Component data from apps and pages:
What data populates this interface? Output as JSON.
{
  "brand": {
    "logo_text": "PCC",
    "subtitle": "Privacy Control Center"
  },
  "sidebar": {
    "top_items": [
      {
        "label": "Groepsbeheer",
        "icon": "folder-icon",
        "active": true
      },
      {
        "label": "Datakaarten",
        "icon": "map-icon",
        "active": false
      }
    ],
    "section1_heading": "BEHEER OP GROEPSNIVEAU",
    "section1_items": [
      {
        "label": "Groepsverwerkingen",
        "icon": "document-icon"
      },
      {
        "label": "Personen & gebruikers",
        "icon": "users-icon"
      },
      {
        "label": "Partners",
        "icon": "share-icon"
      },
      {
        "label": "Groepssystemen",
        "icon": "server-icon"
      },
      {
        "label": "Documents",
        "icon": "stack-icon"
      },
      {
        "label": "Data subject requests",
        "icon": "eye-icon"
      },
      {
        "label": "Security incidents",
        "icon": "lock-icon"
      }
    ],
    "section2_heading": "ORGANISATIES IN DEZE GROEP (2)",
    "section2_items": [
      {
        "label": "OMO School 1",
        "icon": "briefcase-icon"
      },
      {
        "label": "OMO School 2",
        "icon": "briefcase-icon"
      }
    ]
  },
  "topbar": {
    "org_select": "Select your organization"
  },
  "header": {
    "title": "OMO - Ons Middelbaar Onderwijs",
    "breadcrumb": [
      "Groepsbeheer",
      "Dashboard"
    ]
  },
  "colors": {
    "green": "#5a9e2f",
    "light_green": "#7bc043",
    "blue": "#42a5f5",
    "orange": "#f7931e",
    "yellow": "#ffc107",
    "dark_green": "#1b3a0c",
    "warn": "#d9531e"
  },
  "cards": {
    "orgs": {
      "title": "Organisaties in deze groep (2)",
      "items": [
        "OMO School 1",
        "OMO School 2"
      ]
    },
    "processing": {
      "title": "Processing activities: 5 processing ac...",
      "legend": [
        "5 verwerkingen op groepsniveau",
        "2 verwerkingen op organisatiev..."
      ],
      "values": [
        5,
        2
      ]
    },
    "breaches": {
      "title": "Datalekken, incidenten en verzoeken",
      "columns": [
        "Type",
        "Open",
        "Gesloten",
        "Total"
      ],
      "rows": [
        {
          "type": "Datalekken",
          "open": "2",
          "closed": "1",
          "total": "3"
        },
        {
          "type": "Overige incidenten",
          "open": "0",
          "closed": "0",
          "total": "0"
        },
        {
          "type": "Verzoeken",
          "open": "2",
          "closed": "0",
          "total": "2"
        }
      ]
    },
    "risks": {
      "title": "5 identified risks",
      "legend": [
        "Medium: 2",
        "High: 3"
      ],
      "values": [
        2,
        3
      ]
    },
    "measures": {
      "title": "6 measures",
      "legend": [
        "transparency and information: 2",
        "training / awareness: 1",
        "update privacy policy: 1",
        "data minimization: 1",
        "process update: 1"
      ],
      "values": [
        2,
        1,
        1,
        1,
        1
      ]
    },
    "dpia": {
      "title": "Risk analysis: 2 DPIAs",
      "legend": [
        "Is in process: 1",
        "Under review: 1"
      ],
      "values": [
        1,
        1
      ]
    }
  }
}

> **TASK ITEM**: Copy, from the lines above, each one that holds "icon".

> **EXERCISE ANSWER**:
        "icon": "folder-icon",
        "icon": "map-icon",
        "icon": "document-icon"
        "icon": "users-icon"
        "icon": "share-icon"
        "icon": "server-icon"
        "icon": "stack-icon"
        "icon": "eye-icon"
        "icon": "lock-icon"
        "icon": "briefcase-icon"
        "icon": "briefcase-icon"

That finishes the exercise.